Minor Mage is firmly in the “kid goes on scary quest and comes back stronger” genre. The 12-year-old protagonist is cast out to complete a nigh-impossible quest alone (aside from his armadillo familiar), facing ghouls and starvation and bandits and ghosts and murderers. He’s a wizard, yes, but he’s barely half-trained and only knows a handful of spells (though his herbal lore is pretty strong). Similar to the young heroes of A Wizard’s Guide to Defensive Baking and Illuminations, he has to learn how to make the most of his limited abilities in order to survive – only this story takes place not in a city but mostly in wilderness an abandoned farmlands.
By turns melancholy and creepy, with a dash of humor and a sarcastic armadillo. From an adult perspective, Oliver’s constant lamenting that he’s “only a minor mage” starts to grate after a while. But that’s not the perspective it’s written for: it’s a kids’ book, and operates on kids’ fantasy logic.
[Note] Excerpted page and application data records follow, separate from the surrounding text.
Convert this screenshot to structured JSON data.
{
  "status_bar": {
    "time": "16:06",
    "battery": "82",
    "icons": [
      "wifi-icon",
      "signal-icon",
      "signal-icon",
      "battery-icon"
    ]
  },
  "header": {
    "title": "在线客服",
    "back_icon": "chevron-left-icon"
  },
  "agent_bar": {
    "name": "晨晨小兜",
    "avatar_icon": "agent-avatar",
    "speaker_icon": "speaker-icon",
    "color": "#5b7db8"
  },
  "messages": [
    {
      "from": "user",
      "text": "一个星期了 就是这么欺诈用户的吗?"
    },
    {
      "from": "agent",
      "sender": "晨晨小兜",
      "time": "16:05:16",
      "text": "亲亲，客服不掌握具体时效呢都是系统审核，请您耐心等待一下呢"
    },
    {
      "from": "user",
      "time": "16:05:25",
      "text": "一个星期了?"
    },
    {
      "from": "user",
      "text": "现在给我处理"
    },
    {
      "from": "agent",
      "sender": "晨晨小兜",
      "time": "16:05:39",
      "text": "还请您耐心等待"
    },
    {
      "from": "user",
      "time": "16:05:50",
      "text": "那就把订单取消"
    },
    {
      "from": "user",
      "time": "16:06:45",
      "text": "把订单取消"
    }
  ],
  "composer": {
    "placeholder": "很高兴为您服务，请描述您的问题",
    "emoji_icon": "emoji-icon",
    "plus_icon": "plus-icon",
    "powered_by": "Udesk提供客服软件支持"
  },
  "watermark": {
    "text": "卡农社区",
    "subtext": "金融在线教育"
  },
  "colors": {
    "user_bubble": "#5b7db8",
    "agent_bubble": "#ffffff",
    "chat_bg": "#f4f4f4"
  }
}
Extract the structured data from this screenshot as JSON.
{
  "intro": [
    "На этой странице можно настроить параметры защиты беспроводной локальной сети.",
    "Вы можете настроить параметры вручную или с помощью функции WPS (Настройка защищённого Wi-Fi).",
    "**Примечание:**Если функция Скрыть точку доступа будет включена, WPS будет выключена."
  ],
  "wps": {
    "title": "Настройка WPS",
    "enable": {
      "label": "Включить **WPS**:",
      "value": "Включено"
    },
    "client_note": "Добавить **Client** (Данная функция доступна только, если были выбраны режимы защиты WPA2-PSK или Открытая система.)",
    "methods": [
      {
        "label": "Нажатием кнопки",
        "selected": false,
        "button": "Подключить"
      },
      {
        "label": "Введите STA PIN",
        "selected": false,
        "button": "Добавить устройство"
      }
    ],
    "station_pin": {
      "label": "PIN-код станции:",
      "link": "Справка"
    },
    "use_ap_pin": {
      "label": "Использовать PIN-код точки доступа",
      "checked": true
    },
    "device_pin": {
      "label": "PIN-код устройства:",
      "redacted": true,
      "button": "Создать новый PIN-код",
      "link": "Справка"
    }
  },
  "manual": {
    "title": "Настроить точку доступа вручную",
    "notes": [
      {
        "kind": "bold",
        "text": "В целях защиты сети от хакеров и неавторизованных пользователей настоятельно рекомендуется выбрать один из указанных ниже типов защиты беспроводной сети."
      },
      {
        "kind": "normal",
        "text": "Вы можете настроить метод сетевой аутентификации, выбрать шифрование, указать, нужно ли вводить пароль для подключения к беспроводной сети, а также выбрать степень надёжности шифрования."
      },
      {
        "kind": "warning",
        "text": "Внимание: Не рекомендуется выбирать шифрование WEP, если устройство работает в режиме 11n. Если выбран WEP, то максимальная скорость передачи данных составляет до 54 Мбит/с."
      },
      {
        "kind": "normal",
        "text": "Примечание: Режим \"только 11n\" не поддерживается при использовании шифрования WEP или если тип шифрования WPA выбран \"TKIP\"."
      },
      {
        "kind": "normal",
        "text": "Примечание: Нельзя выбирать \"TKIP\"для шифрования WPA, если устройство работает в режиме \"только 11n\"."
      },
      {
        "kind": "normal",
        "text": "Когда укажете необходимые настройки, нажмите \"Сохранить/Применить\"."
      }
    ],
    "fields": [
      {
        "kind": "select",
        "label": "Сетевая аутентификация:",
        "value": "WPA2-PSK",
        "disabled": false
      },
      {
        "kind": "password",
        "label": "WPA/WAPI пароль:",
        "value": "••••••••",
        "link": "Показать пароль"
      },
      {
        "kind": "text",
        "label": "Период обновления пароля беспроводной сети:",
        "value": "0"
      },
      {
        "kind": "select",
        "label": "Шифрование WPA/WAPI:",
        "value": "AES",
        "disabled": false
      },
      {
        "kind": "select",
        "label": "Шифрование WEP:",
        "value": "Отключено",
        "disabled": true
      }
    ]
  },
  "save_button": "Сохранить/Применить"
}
Speaking of the target audience: In the afterward, Kingfisher/Vernon talks about trying to convince editors that yes, this is a children’s book, and getting constant pushback that it’s “too scary.” (This is how she ended up publishing it as Kingfisher rather than Vernon) It reminded me of similar comments Neil Gaiman wrote about Coraline, remarking that it was too scary for adults but not too scary for children.
Sometimes I wonder: Do these editors remember being 12?